UNIVERSITY OF WISCONSIN River Falls

Topic - Alcohol and Substance Abuse

How to Identify Substance Abuse

  • increased frequency of use
  • loss of control over frequency, duration and/or amount of use
  • drinking or using when you don't intend to
  • substance use interferes with life activities (i.e. school, relationships with family and friends)
  • increased spending money on substance of choice
  • personality changes noted by self and others
  • getting into risky/dangerous behaviors
  • other people express concern about your use/ your behavior
  • grades dropping
  • missing classes and appointments
  • legal trouble (i.e., DUI)

Frequent use and abuse of substances can have a serious effect on one's academic and personal lives. If you think that you are having difficulty controlling your use of alcohol or would like to talk to someone about your use: Call and make an appointment with one of the counselors at 715-425-3884.

Alcohol Assessments

Alcohol and other drug assessments are available for currently enrolled UWRF students through UWRF Counseling Services (a fee is charged for court ordered assessments). Call ahead for an appointment 715-425-3884

Alcoholics Anonymous Local Meetings

When you get to the page, click on "District 05 AA Meeting List."link

How to Help a Friend

It is an act of great caring to share your concern with someone if you believe they are doing something that is causing them harm. It is not a confrontation, conviction, or personal attack to tell someone you care enough about them to talk about what’s going on and to offer a helping hand.

General Principles

  • Ignoring self-defeating behavior is not helpful to the person about whom you are concerned.
  • Helpful intervention is a process—not an event.
  • When people are confronted about behavior that is a part of their lifestyle, they may become defensive and angry.
  • The more you learn about alcohol and other drugs effects, the more helpful you can be to those who are having problems with them.
Attempt to do the Following
  • Let the person know you care about him/her by using “I” messages, e.g., “I’m worried about you”.
  • Try to remain calm.
  • Refer to specific and observable behaviors, e.g. “I am worried because you have been drinking three nights a week for the past month and your grades are falling”.
  • Remain non-judgmental. Emphasize the contrast between the person’s positive sober behavior and the intoxicated behavior or negative life effects which concerns you.
  • Use gentle persistence.
  • Anticipate possible responses (minimize, change topic, make excuses, promise to change, challenge your use).
  • Accept their anger; don’t argue or get angry in return.
  • Be ready to provide education (printed information, a list of campus and community resources, pamphlets on abuse).
  • Utilize your own support system (talk with a support person before and/or after).

Try to Avoid the Following

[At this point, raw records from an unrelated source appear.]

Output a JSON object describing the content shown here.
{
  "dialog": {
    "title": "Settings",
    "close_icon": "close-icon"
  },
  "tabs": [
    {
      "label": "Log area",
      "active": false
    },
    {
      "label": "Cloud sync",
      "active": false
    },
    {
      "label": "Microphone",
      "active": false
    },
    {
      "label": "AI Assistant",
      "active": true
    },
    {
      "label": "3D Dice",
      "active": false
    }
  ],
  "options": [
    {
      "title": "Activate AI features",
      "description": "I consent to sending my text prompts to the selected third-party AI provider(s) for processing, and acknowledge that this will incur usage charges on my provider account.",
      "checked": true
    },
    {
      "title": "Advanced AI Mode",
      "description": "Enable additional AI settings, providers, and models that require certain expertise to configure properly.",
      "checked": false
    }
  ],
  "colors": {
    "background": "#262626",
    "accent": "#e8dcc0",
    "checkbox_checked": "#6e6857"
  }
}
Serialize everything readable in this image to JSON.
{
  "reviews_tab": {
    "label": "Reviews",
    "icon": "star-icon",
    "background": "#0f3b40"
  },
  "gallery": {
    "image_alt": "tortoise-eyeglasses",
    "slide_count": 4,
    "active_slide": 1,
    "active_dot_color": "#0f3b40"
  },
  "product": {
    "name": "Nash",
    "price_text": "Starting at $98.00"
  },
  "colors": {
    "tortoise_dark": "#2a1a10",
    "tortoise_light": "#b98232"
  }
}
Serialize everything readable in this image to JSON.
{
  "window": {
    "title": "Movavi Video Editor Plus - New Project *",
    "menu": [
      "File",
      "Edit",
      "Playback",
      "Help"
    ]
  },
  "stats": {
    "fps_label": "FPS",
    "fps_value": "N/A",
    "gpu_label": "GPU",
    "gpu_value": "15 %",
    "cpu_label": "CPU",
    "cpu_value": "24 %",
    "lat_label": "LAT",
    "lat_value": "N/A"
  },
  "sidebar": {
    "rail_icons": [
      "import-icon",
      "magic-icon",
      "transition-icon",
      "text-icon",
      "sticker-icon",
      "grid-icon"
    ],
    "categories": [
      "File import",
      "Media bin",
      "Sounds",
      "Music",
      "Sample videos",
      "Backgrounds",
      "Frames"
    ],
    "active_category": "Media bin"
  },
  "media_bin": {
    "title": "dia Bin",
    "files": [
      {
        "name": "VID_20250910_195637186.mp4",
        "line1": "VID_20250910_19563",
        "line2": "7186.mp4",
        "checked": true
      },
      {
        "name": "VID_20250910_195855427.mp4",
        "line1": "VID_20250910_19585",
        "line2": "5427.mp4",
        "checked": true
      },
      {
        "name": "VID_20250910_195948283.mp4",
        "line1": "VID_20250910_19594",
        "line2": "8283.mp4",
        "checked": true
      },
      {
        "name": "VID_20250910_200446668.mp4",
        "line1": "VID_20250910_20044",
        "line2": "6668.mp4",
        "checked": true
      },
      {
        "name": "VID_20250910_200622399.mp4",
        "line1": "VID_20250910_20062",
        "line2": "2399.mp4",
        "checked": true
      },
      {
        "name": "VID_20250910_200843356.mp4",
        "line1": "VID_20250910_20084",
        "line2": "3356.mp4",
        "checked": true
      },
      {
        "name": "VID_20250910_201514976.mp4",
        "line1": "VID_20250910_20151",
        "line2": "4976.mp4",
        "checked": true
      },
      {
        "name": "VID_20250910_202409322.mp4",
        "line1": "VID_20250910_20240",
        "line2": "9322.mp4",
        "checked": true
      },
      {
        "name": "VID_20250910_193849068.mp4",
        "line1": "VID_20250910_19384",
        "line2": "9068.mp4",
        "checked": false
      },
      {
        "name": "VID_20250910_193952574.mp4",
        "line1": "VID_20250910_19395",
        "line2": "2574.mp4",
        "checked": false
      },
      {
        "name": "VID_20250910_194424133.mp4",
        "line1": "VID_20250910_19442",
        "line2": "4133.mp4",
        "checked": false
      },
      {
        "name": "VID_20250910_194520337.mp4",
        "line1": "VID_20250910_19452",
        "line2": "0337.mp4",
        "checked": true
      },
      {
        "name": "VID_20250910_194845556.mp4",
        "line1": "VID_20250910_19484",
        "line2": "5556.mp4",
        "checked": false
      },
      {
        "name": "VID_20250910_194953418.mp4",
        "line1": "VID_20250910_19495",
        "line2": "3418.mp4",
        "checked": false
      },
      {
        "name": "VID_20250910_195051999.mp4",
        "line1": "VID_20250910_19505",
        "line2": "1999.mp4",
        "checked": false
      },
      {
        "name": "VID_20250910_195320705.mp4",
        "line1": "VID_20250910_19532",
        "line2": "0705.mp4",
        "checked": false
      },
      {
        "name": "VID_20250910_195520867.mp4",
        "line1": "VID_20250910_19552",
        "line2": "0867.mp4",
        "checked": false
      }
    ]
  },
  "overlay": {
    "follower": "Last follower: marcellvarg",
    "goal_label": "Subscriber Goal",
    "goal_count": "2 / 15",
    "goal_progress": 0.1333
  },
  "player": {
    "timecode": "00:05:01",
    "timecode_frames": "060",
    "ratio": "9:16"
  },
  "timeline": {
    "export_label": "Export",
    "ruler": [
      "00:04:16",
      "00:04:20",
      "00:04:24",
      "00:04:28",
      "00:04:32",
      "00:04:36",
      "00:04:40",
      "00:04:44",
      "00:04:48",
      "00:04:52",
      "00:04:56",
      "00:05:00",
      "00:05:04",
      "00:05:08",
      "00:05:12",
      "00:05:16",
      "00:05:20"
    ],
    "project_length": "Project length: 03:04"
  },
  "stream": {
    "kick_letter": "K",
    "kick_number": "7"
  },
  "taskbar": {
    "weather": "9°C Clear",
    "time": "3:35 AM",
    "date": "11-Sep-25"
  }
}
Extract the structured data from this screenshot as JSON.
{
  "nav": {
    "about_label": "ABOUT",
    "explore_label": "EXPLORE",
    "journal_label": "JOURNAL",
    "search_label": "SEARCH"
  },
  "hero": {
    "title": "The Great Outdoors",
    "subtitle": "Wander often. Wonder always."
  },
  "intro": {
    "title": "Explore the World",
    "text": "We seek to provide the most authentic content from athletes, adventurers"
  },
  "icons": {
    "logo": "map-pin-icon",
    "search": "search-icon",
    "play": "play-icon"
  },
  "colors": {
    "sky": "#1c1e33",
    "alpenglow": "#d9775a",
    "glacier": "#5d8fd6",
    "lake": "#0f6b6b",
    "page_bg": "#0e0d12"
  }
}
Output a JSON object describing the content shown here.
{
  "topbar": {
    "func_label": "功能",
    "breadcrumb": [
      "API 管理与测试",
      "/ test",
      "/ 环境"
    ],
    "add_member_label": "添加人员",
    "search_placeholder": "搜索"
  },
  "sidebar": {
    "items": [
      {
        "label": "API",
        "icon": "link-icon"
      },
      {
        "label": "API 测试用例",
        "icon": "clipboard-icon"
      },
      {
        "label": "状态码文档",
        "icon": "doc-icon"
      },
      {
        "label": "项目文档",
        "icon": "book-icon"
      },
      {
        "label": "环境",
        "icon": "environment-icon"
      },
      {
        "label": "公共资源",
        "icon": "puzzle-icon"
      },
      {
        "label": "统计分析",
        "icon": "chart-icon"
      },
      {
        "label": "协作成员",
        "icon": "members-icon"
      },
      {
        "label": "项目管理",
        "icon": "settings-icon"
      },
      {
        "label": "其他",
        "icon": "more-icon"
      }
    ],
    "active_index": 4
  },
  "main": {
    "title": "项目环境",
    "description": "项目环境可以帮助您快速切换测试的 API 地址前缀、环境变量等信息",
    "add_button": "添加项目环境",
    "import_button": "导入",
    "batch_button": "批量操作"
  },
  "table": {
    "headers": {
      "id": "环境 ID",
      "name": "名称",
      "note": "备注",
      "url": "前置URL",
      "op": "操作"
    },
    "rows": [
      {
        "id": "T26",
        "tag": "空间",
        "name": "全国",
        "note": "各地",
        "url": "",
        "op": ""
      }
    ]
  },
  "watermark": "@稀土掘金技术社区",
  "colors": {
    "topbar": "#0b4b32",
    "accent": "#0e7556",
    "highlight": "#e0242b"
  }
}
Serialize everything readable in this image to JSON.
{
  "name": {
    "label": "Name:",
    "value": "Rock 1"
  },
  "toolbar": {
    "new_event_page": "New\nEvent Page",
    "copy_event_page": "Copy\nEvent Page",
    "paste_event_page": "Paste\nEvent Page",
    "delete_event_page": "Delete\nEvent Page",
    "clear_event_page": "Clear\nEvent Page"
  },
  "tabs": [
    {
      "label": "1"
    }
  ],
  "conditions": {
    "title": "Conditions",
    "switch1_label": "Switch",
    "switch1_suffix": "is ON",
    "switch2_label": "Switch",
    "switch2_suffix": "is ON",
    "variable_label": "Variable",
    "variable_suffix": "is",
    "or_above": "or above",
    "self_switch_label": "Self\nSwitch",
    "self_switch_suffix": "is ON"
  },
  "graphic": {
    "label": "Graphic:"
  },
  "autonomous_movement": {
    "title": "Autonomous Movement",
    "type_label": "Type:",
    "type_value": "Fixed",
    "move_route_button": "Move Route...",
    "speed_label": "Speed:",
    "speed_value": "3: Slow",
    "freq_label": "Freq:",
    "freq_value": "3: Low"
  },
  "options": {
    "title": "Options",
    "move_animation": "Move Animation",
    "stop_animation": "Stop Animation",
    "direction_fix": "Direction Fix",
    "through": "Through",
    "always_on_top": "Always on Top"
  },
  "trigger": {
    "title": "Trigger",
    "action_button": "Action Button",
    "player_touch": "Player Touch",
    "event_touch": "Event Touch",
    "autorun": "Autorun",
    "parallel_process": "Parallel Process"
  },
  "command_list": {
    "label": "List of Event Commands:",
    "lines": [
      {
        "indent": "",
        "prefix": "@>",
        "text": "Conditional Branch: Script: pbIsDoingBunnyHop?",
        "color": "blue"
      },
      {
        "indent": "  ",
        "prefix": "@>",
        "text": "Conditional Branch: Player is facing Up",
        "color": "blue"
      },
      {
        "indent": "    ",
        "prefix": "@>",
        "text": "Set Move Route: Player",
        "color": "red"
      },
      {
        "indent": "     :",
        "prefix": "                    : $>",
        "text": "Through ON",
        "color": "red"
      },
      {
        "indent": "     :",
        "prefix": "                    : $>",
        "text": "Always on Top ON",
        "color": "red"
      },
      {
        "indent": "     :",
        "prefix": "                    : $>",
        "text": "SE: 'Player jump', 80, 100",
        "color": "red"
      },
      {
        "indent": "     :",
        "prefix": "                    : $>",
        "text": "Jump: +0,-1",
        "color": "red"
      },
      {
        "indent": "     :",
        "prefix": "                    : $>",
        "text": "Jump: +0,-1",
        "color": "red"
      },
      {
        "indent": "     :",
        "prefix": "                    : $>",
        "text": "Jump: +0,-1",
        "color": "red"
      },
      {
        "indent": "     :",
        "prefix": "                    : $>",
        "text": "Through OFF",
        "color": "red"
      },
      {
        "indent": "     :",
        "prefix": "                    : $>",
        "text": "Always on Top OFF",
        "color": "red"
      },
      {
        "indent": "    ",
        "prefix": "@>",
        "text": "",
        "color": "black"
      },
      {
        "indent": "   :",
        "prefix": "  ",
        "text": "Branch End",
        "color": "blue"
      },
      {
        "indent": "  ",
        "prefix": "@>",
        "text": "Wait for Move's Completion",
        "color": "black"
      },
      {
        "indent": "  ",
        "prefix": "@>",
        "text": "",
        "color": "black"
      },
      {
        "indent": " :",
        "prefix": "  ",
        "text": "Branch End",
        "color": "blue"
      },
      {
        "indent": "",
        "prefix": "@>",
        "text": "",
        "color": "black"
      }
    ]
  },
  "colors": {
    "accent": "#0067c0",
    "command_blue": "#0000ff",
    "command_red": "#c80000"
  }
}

  • Arguing with the person
  • Getting angry and losing control
  • Getting hooked by their defensiveness (don’t feel guilty or take it personally).
  • Delaying the discussion; it should be done as soon as possible after an incident and after the person is sober
  • Diagnosing e.g., “You’re an alcoholic”
  • Sparing the person from the consequences of his/her use

If a person/student is willing to accept professional help, give them all the information you can about their various options. The Counseling Services is a great place to start because they provide students with a confidential evaluation,counseling, and referral services. Call us at 715-425-3884.

Content courtesy of University of Wisconsin-Oshkosh Counseling Center

 This link may also be helpful

College Drinking Prevention Programlink - National

 

Page updated September 2014.


Contact Us

Student Health and Counseling Services
Student Health Services: 715-425-3293
Counseling Services: 715-425-3884
M-F, 8 a.m.-4:30 p.m.
211 Hagestad Hall